Does anyone know where I can get (small quantities) of PLA powder?

(Rolando Abarca) #1

Does anyone know where I can get (small quantities) of PLA powder? I’m going to start playing with the idea of a powder-based 3d printer and I need some small quantities to start experimenting

(ThantiK) #2

PLA powder? What in the world would you use as a binder for such a thing? Why not ABS? (I’m interested in procuring ABS powder for some experiments as well…uninterested in making it myself)

(Rolando Abarca) #3

I was thinking on using a laser, I don’t know if it’s practical or even possible, just wanted to play with the idea :slight_smile:

AFAIK, PLA has a lower glass-transition temperature1 than ABS2, which I might achieve using lower power lasers.

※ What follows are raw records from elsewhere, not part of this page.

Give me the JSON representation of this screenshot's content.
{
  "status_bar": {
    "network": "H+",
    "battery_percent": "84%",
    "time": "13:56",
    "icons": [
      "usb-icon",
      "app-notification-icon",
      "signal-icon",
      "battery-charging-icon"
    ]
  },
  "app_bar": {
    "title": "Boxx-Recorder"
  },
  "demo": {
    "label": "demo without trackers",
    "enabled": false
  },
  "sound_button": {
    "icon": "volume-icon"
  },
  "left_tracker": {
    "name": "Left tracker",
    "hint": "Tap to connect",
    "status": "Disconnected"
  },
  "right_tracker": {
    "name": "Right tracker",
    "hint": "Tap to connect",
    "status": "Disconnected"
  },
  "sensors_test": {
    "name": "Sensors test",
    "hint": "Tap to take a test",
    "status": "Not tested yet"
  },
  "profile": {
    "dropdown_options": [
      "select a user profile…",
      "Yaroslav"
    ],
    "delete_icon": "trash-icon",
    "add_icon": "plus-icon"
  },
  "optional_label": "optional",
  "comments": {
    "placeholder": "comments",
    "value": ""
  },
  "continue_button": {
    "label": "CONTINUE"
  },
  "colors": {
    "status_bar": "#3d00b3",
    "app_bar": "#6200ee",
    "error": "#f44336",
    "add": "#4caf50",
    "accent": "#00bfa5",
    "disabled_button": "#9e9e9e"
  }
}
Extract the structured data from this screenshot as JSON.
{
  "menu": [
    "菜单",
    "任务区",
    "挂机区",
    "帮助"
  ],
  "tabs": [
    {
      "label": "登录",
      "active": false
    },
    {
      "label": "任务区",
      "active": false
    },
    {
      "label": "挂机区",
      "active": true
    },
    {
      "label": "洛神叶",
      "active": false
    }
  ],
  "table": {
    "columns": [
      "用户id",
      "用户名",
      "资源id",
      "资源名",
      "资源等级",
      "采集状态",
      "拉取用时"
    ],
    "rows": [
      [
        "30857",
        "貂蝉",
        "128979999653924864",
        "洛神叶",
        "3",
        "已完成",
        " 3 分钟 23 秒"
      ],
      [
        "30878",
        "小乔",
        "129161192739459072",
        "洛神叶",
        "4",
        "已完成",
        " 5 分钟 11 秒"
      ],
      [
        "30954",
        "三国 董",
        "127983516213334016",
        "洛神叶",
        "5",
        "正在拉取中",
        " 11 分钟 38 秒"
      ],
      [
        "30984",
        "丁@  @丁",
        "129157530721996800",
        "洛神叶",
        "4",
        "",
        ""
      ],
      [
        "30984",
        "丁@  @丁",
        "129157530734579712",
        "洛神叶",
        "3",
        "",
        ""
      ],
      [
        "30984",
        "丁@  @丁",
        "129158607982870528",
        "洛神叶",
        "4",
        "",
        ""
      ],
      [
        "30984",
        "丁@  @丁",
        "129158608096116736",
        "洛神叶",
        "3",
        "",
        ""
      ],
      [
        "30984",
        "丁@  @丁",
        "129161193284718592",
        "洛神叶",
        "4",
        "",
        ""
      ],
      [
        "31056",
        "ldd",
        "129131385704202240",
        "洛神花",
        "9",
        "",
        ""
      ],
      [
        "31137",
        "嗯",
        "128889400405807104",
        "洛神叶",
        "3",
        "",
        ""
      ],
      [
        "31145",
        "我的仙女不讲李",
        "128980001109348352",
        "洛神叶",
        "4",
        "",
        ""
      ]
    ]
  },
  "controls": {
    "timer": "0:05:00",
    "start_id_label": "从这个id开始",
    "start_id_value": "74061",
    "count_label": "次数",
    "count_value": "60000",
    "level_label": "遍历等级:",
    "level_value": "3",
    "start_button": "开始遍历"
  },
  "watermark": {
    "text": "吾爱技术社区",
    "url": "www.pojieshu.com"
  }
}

I know that there are some experiments using ABS powder and a binder, using inkjet printer headers to inject the binder, but I wanted to try something in the line of a SLS.

(Jan Wildeboer) #4

The hygroscopic nature of PLA will make it quite a complex task to keep the powder dry and to work with it. You should keep that in mind.

(Matthew Wilson) #5

Check out for powder recipes. They mostly use liquid binders.

(John Ecker (GeoDroidJohn)) #6

a blender.

(ThantiK) #7

@John_Ecker_GeoDroidJ I am really interested in your suggested approach. I’ve seen nuts basically turned to powder in a blender, but I’m a little hesitant to try abs or pla… I wish to subscribe to your newsletter =P

(Rolando Abarca) #8

I thought about the blender, but my guess is that approach would led to non-uniform particles. I found this paper - I haven’t completely read it through, and the approach is far from easy, but I think it’s doable.

I also emailed a few companies selling PLA powder. If any of those get back, I’ll update this post.

(Sidarth Dasari) #9

Perhaps a burr grinder would do. As long as it doesn’t get too hot it should create a uniform powder. The print area would have to be kept dehumidified too